Task brief:
Pick out each line of the records that includes the string "meta", and copy it.

── Dataset extract

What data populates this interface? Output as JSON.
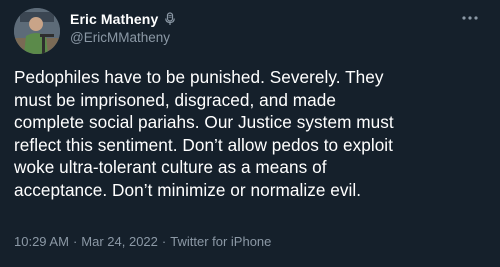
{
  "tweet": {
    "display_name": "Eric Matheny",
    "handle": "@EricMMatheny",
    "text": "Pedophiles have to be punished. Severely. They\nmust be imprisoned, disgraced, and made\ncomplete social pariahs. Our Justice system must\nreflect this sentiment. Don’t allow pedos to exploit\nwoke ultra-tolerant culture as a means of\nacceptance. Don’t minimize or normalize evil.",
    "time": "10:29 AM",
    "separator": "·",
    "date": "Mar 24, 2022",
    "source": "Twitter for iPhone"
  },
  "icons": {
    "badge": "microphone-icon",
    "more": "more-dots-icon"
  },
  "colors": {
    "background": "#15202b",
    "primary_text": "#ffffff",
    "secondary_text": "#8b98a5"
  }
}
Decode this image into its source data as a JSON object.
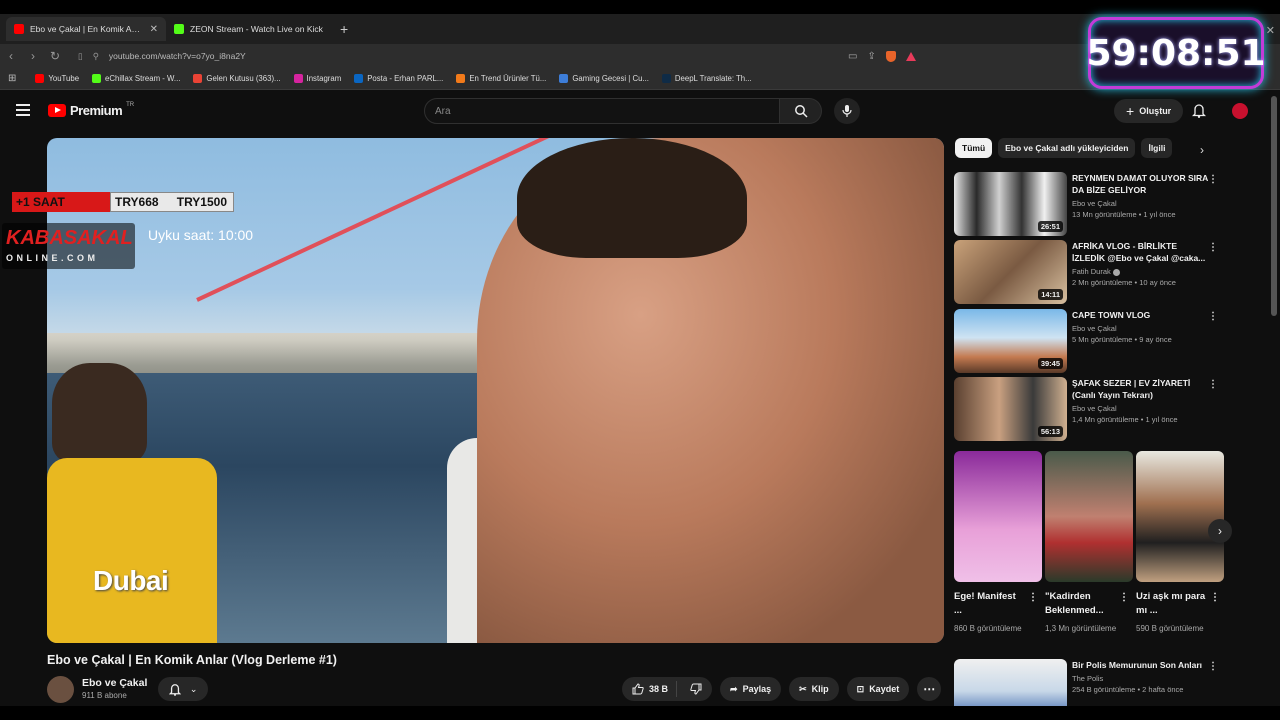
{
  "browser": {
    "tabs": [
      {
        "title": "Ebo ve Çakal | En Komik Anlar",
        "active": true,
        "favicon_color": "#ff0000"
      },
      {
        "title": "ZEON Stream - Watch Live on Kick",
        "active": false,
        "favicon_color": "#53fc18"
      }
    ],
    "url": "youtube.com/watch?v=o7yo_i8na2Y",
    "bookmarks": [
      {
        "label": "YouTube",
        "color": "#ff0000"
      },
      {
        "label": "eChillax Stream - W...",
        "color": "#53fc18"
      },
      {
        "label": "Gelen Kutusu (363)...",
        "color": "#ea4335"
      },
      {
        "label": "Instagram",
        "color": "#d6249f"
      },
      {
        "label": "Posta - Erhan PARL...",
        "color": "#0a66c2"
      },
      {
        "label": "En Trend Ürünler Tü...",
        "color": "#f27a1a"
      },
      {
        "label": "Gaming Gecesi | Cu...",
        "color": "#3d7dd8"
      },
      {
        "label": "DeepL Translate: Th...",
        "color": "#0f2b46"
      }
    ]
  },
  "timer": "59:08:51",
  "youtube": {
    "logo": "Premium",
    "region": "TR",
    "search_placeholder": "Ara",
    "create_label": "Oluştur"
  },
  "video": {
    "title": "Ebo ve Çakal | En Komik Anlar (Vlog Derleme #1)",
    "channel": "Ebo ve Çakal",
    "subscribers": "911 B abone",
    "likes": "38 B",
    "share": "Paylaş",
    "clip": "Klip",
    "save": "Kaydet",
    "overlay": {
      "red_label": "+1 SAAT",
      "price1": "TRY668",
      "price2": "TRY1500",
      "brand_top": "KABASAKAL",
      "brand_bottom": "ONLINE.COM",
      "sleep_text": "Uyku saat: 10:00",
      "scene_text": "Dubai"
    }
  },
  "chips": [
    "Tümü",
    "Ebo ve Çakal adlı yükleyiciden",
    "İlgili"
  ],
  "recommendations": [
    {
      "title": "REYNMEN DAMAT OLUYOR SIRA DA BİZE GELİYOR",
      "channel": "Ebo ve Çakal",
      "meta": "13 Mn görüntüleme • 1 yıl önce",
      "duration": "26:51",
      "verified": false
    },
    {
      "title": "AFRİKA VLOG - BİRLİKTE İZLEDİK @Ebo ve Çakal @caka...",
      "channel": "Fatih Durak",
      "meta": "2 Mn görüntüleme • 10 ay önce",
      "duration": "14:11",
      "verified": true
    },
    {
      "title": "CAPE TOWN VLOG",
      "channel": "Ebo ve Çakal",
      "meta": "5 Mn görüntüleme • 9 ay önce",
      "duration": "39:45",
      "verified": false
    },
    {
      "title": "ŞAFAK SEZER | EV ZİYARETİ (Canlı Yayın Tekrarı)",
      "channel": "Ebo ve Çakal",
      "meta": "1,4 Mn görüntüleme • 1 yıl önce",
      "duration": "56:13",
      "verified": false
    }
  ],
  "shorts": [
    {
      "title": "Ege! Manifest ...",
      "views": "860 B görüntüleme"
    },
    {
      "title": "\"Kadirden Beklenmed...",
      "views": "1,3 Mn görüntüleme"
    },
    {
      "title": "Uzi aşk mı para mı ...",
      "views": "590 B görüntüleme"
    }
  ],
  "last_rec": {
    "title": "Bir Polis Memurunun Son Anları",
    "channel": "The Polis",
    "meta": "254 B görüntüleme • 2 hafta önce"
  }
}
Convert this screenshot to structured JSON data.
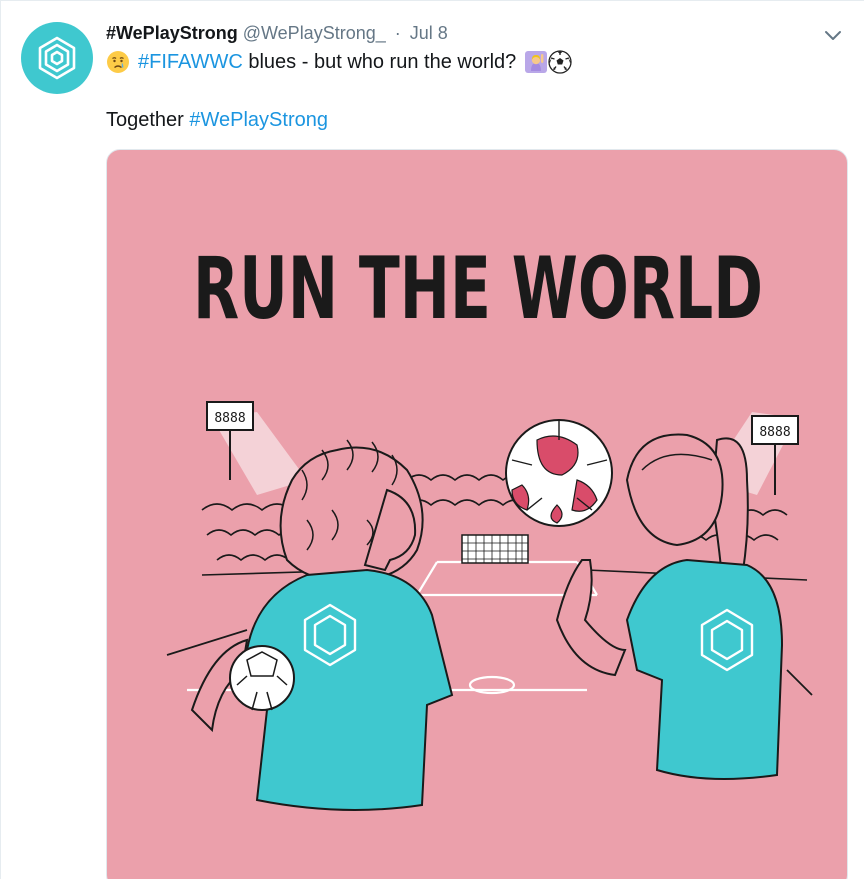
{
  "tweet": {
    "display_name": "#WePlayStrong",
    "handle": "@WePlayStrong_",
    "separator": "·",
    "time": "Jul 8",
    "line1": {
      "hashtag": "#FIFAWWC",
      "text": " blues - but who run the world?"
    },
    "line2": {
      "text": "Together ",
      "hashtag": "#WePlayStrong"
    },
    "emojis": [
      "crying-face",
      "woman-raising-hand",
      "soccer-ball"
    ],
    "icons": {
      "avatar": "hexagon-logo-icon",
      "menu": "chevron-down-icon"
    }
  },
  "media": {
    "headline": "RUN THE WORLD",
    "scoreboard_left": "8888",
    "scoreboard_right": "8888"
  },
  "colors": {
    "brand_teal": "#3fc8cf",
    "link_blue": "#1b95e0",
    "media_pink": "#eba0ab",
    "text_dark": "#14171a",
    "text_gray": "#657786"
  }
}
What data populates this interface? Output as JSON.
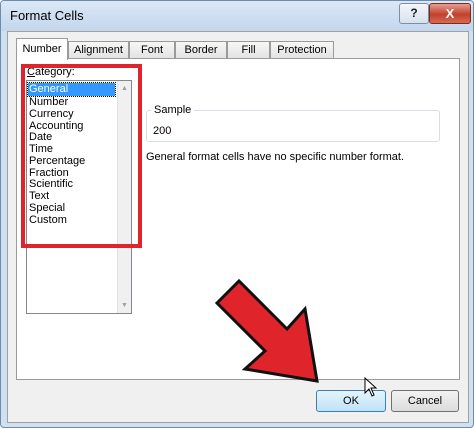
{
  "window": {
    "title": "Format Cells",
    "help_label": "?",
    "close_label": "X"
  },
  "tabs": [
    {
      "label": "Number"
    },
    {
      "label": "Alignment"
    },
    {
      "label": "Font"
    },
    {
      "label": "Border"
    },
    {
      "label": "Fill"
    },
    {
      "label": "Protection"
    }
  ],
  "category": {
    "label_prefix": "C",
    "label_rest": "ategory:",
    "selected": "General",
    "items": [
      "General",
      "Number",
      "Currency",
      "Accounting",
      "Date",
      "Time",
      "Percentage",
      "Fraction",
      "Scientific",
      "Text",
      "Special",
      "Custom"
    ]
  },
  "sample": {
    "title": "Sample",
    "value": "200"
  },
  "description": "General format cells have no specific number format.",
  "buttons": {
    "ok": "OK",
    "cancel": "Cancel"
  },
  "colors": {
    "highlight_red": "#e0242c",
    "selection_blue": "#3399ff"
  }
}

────

Task result:
      "meta": "13 Mn görüntüleme • 1 yıl önce",
      "meta": "2 Mn görüntüleme • 10 ay önce",
      "meta": "5 Mn görüntüleme • 9 ay önce",
      "meta": "1,4 Mn görüntüleme • 1 yıl önce",
    "meta": "254 B görüntüleme • 2 hafta önce"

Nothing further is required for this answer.